If Joseph and Mary arrived last night to find No Vacancy signs in Woodstock and without money for other arrangements, they probably would have spent the night in their car like others did last night. But it’s a little more difficult to sleep on the back of a donkey, which, by the way, is also not mentioned in the Biblical account.
If we believe that God is sovereign and controls all aspects of this universe, and I do; and if we believe that He could arrange the circumstances surrounding the birth of His only begotten Son, and I do; then we must ask, why did He arrange for Jesus to be born in such a humble and homeless condition? Is it possible that God was sending a message to all those in similar situations that He cares and relates? Is it possible that He arranged these very events to demonstrate His love and concern for the least of these? And is it possible that when Jesus later stated in Matthew 25 that whoever welcomes in a stranger welcomes Him, that He was remembering His birth-night when there was no room with the wealthier inn-crowd?
As we reflect on the circumstances surrounding our Savior’s birth, it behooves us to consider God’s concern for the poor, indigent, and homeless. It should motivate us to ponder why He chose to arrive in this way, and to consider what we can do to help those in similar situations today, for poverty is just as uncomfortable now as it was then.
As we celebrate Christmas in our warm homes around glittering trees with abundant gifts, let us reach out in love, compassion, and obedience to help those who are like Joseph, Mary and Jesus on that first Judean Christmas. Let’s find room and resources for the Jesuses among us today. As you do so, may you sense His presence in your heart and home. Merry Christmas! George

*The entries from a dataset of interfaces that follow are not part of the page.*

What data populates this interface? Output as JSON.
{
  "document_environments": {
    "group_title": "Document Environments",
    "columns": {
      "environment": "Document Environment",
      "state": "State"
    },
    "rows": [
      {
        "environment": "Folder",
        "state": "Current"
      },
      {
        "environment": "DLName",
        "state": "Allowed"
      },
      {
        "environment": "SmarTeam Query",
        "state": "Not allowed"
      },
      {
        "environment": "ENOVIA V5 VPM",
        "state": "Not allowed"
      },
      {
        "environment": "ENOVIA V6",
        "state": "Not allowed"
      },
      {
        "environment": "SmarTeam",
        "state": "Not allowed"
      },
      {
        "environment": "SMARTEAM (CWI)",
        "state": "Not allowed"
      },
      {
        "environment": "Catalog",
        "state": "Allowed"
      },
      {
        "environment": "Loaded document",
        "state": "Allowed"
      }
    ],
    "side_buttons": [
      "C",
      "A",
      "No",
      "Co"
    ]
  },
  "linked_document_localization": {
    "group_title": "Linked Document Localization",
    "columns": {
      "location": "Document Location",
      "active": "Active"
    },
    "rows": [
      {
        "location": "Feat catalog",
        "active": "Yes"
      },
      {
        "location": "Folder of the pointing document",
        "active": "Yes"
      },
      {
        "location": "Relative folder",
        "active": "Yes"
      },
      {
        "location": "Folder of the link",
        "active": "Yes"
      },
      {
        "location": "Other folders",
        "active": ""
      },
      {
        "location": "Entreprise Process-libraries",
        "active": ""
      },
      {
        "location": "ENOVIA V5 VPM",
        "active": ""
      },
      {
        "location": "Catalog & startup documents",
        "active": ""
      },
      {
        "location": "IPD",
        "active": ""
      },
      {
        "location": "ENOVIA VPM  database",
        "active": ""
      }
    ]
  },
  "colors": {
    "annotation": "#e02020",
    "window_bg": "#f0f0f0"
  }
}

George Bowers Sr. is the Senior Pastor of Antioch Church of the Brethren in Woodstock and the author of seven books including his latest book of poetry, Holy Verses. He can be reached through www.georgebowersministries.com or at firstname.lastname@example.org.